At a camp near Rome, Aufidius talks with his Volscian Lieutenant, asking whether the soldiers are still liking Coriolanus. The lieutenant doesn’t understand what “witchcraft” is in Coriolanus, but all the Volscian soldiers are completely obsessed with him, even more than they are with Aufidius. Aufidius says he can’t help this without undermining their current campaign, noting that Coriolanus has a prouder bearing than he suspected when they first embraced. At the same time, he recognizes that Coriolanus is constant, and so he excuses what Coriolanus cannot change.
The lieutenant thinks that Coriolanus’ popularity is witchcraft, possibly because the Roman is not well spoken, but also because he has slayed so many Volscians. Aufidius is practical, and he knows that he has to wait to compete with Coriolanus until they have captured the city. He at once acknowledges Coriolanus’ firm nobility and accuses him of being slightly prideful, suggesting that there might be some truth both Coriolanus’ claim to honor and the tributes’ claim that he fights for pride.
The Volscian Lieutenant thinks it would have been in Aufidius’s better interest not to join with Coriolanus and to attack Rome on his own, or else to leave the battle entirely up to Coriolanus. Aufidius sees what the lieutenant means, but he assures him that though Coriolanus seems to be fully committed to the Volscian cause, and though he “fights dragonlike” and is extremely successful in battle, Aufidius can still accuse Coriolanus, and he plans a bloody reckoning.

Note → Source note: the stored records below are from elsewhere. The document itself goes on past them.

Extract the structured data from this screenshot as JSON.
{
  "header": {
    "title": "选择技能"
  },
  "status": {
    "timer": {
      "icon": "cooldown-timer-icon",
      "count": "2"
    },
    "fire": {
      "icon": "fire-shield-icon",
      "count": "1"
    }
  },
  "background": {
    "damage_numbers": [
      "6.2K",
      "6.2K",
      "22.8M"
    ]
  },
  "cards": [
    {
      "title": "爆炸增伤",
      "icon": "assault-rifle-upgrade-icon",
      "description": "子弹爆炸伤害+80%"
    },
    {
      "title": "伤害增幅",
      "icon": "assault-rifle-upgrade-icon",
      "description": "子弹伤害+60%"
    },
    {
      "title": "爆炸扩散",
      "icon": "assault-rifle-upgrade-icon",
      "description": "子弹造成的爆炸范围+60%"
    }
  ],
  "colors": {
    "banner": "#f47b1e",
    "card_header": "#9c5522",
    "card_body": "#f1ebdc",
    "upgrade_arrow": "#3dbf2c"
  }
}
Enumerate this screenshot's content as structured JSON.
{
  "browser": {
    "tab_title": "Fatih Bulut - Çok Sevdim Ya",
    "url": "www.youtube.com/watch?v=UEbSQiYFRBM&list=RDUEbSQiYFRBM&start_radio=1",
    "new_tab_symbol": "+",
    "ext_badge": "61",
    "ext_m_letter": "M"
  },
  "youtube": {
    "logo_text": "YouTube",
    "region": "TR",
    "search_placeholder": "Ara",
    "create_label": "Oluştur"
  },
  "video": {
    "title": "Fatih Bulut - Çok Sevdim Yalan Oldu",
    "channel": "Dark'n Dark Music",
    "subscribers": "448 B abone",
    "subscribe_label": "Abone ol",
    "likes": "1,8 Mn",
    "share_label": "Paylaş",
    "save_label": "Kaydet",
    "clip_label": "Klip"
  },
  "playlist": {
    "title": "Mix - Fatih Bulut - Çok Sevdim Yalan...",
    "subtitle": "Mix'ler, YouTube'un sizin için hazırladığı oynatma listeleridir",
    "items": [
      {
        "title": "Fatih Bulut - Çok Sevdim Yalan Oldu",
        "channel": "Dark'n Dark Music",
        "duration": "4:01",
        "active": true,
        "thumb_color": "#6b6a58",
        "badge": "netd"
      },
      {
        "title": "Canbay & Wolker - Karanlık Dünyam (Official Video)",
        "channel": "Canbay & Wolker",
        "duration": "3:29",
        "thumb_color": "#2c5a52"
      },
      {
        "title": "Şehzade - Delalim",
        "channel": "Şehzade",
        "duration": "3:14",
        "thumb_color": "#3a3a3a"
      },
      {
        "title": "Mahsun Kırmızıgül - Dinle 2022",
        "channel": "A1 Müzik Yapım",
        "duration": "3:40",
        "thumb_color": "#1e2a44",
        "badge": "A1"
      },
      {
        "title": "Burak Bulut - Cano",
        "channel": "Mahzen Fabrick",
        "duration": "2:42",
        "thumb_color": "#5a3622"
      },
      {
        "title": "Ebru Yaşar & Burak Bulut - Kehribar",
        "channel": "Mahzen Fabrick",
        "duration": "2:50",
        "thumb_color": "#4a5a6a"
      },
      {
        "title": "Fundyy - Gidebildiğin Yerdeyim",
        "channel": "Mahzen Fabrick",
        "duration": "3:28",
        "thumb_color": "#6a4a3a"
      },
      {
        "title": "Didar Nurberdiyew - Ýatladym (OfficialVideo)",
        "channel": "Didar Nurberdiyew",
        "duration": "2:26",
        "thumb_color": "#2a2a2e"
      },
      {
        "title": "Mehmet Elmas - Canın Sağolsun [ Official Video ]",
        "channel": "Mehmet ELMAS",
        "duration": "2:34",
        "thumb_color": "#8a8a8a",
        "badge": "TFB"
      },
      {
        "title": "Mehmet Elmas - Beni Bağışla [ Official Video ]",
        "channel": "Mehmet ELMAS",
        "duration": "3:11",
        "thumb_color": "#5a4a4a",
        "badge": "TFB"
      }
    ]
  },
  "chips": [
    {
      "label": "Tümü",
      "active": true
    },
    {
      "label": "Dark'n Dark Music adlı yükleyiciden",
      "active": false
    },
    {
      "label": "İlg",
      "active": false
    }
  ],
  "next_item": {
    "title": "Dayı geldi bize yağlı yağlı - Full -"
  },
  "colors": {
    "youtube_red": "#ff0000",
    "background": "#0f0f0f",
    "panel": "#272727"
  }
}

Again Coriolanus is characterized as a dragon, a powerful, solitary creature. Since Aufidius has failed in hand to hand combat so many times, he is now using subtle (political) tactics to defeat Coriolanus.
The Volscian Lieutenant asks Aufidius if he thinks Coriolanus will capture Rome, and Aufidius responds that everyone yields to Coriolanus. He has the nobility of Rome on his side, the tribunes cannot fight, and the people will most likely repeal Coriolanus’s banishment just as swiftly as they enacted it. Aufidius thinks Coriolanus will take Rome “by sovereignty of nature.”
Aufidius also recognizes how fickle the Roman people are. His comment that Coriolanus will take Rome “by sovereignty of nature” suggests an elitism akin to that of Coriolanus, where the higher classes are simply given control by the natural order of things.
Aufidius continues: Coriolanus was a noble servant, but could not hold on to his honors either due to pride, poor judgment, or his constant, unchanging nature. For a little of each of these reasons he was feared, hated, and eventually banished. But Coriolanus is noble enough to prevent people from talking about his faults, and the interpretation of one’s virtues is up to one’s contemporaries. There is no greater memorial for power, Aufidius says, than a public platform. When Coriolanus wins Rome, Aufidius plans to win against him shortly after.
Aufidius is slightly outmatched on the battlefield by Coriolanus, but he greatly overmatches his Roman rival in the political sphere. He’s able to perfectly recapitulate why Coriolanus was banished, but he also recognizes the value of nobility. And while Coriolanus believes the battlefield is the end-all, be-all of power, Aufidius believes that a public (political) platform is where true power lies.